If you’ve been around initiatives like this before – maybe not just virtual commissioning – any kind of tech led initiative, it always requires more than just installing software. Enabling technology is an important piece of it, but you have to upgrade the skills of the people that actually are going to be implementing the change. You need to teach those that are going to be changing what they’ve been doing on a day-to-day basis – that is absolutely critical. Having a champion is important. It’s about not only making them available, but carving out time where they can help and assist and they don’t have a whole lot of other responsibilities. Some part of their week should be dedicated to helping others. That’s crucial – especially when the new processes are being used for the first time when they’re under strain.
With any technology-led initiative, frankly, the one of the biggest challenges is always going to be around culture change, and this speaks to that directly.
Challenge #3 – Controlling the Scope
One other challenge – and this one is a doozy – is controlling the scope of the initiative. I’ve seen so many companies get very ambitious very quickly. They want to make huge steps, and why wouldn’t you? I mean, a lot of these initiatives hold a lot of promise and you want to get there as soon as you can. However, if you try to go too fast, or bite off more than you can chew, it can disrupt what you’re already doing.
You’ve got to be careful. You’ve got to be able to keep it in scope, narrow it down and do something, and get value from that effort. And then, you can expand it after you have success, and on and on from there until you realize the full vision. This is a really hard part of taking VC on board. Not just for you individually, if you’re leading one of these efforts, but a lot of times you might have an executive come to you and say, “You’ve got three weeks. Get it done.” Yet, that really might not be feasible.
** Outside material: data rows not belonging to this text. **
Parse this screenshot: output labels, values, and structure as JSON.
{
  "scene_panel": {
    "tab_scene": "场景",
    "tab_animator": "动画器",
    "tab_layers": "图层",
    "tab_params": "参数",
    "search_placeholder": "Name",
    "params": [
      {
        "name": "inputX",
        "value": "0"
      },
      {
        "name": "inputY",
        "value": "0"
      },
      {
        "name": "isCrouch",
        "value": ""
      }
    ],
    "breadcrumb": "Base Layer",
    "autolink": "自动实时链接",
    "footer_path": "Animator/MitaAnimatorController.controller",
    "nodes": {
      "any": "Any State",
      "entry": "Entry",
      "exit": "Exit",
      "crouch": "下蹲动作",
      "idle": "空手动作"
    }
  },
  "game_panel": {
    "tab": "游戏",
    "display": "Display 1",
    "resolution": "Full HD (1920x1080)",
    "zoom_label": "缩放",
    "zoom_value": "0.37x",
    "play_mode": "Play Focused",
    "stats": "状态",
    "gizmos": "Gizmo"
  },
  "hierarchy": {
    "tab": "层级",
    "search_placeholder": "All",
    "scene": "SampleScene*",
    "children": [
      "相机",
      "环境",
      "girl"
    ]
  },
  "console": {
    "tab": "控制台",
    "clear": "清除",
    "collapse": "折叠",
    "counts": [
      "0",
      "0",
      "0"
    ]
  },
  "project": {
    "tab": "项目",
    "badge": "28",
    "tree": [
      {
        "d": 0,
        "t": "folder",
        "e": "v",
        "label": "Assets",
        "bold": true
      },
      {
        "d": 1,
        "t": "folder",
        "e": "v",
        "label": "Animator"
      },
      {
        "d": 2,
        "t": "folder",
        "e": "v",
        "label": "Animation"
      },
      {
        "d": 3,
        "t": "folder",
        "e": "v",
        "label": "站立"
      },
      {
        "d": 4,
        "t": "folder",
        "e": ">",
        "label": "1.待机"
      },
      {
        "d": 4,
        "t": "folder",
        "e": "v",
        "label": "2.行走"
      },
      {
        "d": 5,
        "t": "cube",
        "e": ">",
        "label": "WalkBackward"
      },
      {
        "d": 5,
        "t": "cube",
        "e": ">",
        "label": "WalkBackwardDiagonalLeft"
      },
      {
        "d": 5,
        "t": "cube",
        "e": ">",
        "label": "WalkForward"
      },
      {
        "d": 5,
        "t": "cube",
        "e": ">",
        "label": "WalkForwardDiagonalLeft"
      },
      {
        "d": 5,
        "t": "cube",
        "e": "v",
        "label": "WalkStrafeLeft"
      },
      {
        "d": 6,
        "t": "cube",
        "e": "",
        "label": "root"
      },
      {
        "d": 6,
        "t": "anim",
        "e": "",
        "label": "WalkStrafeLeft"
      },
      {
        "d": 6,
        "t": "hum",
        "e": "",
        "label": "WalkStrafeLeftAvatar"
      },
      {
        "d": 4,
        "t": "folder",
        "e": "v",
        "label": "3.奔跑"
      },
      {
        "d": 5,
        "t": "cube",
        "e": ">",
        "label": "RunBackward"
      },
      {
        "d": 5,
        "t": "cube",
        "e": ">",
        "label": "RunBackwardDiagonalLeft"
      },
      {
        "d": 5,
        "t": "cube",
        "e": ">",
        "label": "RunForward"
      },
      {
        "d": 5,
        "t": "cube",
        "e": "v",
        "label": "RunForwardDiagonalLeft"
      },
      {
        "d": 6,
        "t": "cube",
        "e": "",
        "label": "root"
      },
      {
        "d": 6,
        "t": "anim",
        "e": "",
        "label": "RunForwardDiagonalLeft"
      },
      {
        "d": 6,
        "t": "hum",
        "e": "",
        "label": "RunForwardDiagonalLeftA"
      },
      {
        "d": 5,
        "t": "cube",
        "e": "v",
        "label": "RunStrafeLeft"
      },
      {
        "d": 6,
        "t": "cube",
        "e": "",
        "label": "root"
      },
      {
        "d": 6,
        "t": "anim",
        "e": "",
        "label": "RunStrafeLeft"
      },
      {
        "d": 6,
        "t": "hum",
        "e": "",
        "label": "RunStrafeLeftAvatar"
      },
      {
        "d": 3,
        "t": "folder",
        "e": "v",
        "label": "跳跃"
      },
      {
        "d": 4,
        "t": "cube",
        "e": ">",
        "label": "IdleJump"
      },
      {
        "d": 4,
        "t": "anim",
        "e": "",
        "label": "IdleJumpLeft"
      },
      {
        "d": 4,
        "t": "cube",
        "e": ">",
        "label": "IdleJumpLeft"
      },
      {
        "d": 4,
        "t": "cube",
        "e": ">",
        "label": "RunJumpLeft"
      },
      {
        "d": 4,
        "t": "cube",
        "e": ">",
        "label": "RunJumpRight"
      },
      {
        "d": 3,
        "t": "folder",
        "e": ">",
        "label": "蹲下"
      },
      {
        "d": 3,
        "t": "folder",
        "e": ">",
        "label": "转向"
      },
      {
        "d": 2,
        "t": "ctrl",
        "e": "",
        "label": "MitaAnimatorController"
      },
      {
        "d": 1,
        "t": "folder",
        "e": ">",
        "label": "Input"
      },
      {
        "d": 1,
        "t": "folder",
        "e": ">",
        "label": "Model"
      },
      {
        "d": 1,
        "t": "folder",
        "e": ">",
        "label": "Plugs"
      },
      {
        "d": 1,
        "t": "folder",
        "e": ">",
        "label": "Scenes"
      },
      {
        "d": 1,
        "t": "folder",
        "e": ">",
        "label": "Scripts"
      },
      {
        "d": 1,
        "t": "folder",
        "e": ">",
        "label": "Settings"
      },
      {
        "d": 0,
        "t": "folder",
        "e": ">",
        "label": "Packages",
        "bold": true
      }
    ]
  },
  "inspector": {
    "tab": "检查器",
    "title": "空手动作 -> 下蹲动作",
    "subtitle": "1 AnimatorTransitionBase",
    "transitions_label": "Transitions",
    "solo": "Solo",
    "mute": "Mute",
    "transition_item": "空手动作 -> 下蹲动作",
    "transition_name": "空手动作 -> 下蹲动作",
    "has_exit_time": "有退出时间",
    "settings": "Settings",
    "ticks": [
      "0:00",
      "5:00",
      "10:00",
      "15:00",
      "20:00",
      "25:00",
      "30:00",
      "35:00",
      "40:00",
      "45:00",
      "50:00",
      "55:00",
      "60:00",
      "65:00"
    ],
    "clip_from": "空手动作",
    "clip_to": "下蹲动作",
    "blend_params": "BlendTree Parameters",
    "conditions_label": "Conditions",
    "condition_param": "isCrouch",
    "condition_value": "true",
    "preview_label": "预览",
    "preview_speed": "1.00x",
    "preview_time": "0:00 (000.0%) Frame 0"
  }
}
It’s important to set correct expectations around delivery of this kind of effort, as well as the ROI. It’s super important that you contain scope, especially early on, and do something that is reasonable, feasible, and where you can get ROI.
So those are the three big areas or big challenges you need to think about when you look at virtual commissioning. One is executive buy-in and ROI. The next one is enabling users with the right training and support champions, which is about culture change. The third is about controlling the scope, and not getting too ambitious and reaching too far in the first project. That’s it! Take care, and talk soon.
As Chief Analyst, Chad Jackson leads Lifecycle Insights’ research and thought leadership programs, attends and speaks at industry events, and reviews emerging technology solutions. As CEO, Chad defines Lifecycle Insights’ vision and change initiatives. Chad’s twenty-five-year career has focused on improving executives’ ability to reap value from technology-led initiatives. He has surveyed thousands of manufacturers, produced hundreds of research and thought leadership publications, and presented dozens of times domestically and internationally. He imparts an influential, independent, and insightful voice on the industry’s transition to smart, connected products.
Chad Jackson, Chief Analyst and CEO, Lifecycle Insights
As Chief Analyst, Chad Jackson leads Lifecycle Insights’ research and thought leadership programs, attends and speaks at industry events, and reviews emerging technology solutions. As CEO, Chad defines Lifecycle Insights’ vision and change initiatives.
Chad’s twenty-five-year career has focused on improving executives’ ability to reap value from technology-led initiatives. He has surveyed thousands of manufacturers, produced hundreds of research and thought leadership publications, and presented dozens of times domestically and internationally. He imparts an influential, independent, and insightful voice on the industry’s transition to smart, connected products.